Task requirements
Every line in the records below that holds "title" must be identified and copied.

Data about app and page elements
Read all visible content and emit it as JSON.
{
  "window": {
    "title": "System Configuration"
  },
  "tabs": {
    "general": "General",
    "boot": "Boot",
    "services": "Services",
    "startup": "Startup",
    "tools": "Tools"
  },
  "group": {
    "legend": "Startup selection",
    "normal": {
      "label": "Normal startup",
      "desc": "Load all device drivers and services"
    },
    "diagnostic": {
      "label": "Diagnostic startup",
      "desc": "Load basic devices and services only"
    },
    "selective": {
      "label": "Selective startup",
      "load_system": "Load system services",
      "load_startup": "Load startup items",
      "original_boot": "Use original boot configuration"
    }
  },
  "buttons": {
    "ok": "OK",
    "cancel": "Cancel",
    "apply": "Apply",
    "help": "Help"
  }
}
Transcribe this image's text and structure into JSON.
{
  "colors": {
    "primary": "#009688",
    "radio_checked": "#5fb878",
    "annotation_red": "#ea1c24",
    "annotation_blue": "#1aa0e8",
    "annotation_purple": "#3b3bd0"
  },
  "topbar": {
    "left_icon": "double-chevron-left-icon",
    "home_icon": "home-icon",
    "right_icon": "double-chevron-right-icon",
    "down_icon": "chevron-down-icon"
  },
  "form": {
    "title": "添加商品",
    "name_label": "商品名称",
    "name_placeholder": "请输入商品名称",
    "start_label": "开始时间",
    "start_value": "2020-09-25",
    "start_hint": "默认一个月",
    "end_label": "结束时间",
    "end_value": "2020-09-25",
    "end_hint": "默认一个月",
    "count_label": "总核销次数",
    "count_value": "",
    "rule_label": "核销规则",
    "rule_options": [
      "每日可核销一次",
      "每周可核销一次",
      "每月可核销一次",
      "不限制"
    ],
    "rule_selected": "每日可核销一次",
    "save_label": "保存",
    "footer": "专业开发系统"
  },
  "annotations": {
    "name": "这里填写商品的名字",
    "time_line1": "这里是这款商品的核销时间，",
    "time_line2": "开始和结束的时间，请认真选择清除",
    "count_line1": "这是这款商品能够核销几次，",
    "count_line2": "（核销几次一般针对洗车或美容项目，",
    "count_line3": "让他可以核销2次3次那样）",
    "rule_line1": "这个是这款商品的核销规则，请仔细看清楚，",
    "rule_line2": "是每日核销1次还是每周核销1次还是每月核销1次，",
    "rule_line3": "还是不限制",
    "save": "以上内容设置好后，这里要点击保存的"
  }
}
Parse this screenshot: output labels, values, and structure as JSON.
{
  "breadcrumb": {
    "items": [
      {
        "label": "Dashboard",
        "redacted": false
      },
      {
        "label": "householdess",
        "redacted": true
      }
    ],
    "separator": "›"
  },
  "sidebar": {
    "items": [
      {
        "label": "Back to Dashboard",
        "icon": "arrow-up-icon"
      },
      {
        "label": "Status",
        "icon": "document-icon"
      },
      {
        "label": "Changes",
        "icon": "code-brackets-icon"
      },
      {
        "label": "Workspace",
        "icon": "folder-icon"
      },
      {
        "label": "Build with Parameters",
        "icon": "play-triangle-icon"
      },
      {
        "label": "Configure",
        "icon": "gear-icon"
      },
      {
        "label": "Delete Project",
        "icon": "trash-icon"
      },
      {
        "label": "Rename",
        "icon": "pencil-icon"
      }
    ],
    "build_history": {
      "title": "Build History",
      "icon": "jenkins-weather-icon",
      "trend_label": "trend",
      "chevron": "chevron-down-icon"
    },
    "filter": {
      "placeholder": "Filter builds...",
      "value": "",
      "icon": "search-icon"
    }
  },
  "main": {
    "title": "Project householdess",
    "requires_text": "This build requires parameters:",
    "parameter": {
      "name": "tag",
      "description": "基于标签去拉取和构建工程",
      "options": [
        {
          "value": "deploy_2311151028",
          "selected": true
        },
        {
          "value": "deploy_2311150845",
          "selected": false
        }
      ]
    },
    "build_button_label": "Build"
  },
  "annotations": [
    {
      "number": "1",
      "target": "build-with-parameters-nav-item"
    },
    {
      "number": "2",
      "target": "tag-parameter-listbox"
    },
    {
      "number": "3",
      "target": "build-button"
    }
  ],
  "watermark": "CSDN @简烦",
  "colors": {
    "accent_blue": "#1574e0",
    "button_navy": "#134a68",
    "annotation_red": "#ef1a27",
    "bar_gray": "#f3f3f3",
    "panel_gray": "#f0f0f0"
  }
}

Solution
    "title": "System Configuration"
    "title": "添加商品",
      "title": "Build History",
    "title": "Project householdess",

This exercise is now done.